"I am encouraged to pass this article along.  It is most profound and correct in its synergy and space.  To all women: enjoy the good read!"

Dr. Rachel Leah

It is also the language in which you choose to respond. “When I first started Me Too, young people had no language to talk about this,” she says. “And that’s something I’ve seen change; young people have a way to talk about it now. Hearing the words ‘rape culture’ doesn’t seem foreign to them.” You can dislike the tone of this language; you can find it aggressive, or vague, or wide-reaching, but there is no doubt that to the person drenched in shame, hearing the words “rape culture” communicates at the most basic level: it isn’t your fault.


After Weinstein, Burke’s slogan was adopted overnight by people sharing their experiences of rape and sexual assault. The women’s activist is using her high profile to help the young women she has spent decades fighting for – those who have suffered abuse, and don’t have a voice

by Emma Brockes Portrait by Ali Smith

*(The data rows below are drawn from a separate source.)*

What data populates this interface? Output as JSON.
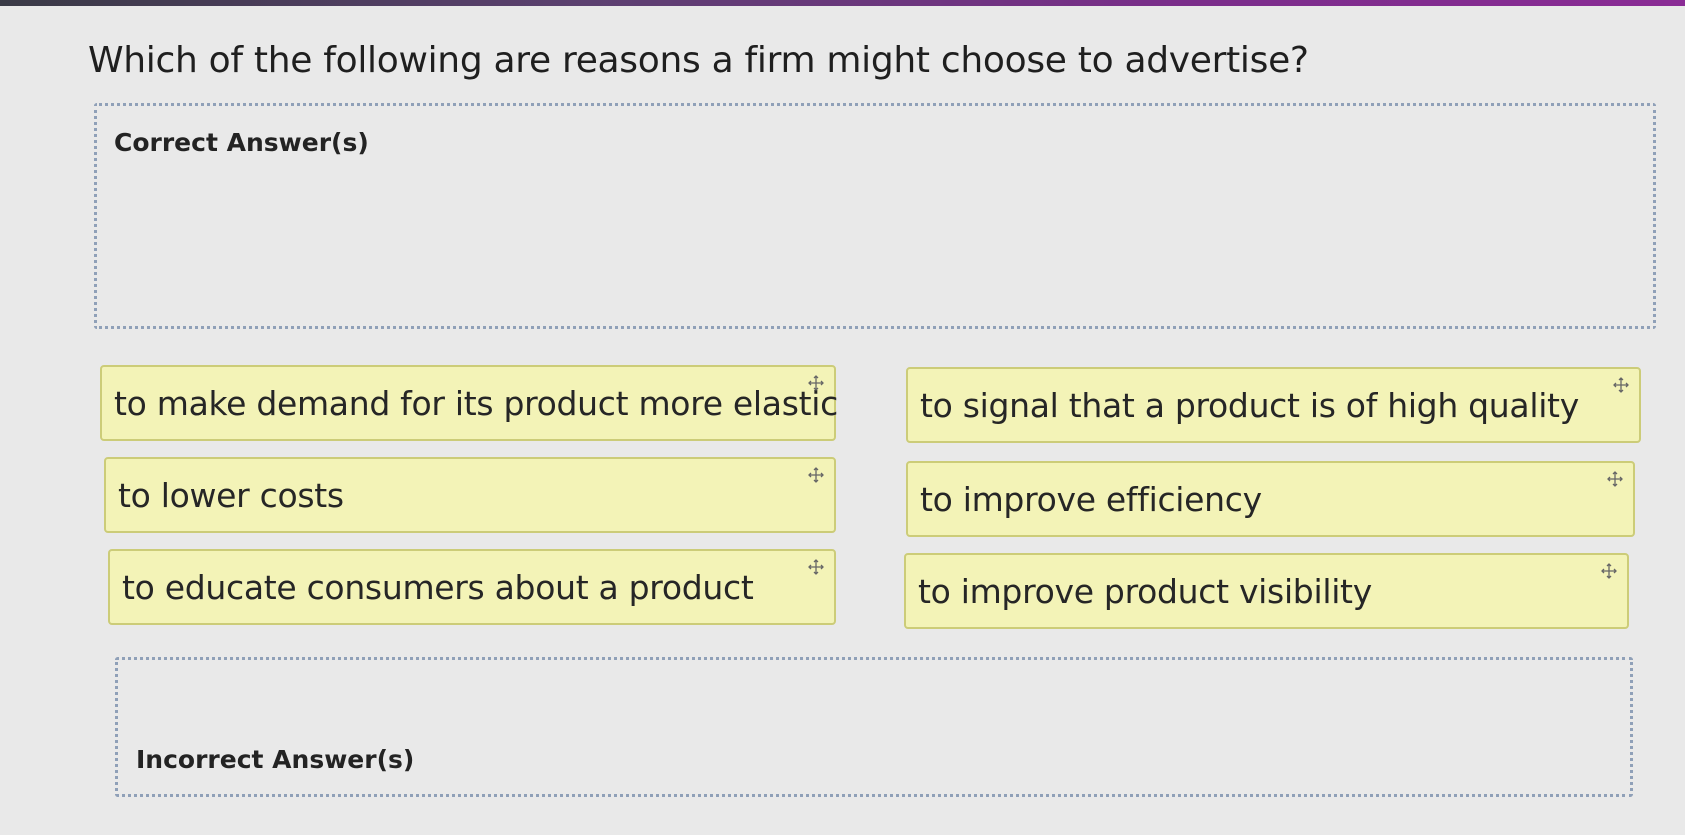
{
  "question": {
    "text": "Which of the following are reasons a firm might choose to advertise?"
  },
  "correct_zone": {
    "title": "Correct Answer(s)"
  },
  "incorrect_zone": {
    "title": "Incorrect Answer(s)"
  },
  "cards": [
    {
      "label": "to make demand for its product more elastic",
      "icon": "move-icon"
    },
    {
      "label": "to signal that a product is of high quality",
      "icon": "move-icon"
    },
    {
      "label": "to lower costs",
      "icon": "move-icon"
    },
    {
      "label": "to improve efficiency",
      "icon": "move-icon"
    },
    {
      "label": "to educate consumers about a product",
      "icon": "move-icon"
    },
    {
      "label": "to improve product visibility",
      "icon": "move-icon"
    }
  ],
  "colors": {
    "card_background": "#f3f3b7",
    "card_border": "#cccc78",
    "zone_border": "#8fa0b8",
    "page_background": "#e9e9e9",
    "accent_bar": "#7a2d8a"
  }
}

Between Time magazine and the Golden Globes, Burke’s profile is continuing to grow, and she is determined to rise to the demands. “Inherently, having privilege isn’t bad,” she says, “but it’s how you use it, and you have to use it in service of other people.” For what feels like the first time, the privilege she is referring to is her own, and it is the privilege of an extremely large audience. “Now that I have it, I’m trying to use it responsibly,” she says. “But if it hadn’t come along I would be right here, with my fucking Me Too shirt on, doing workshops and going to rape crisis centres.” She gives a huge laugh. “The work is the work.”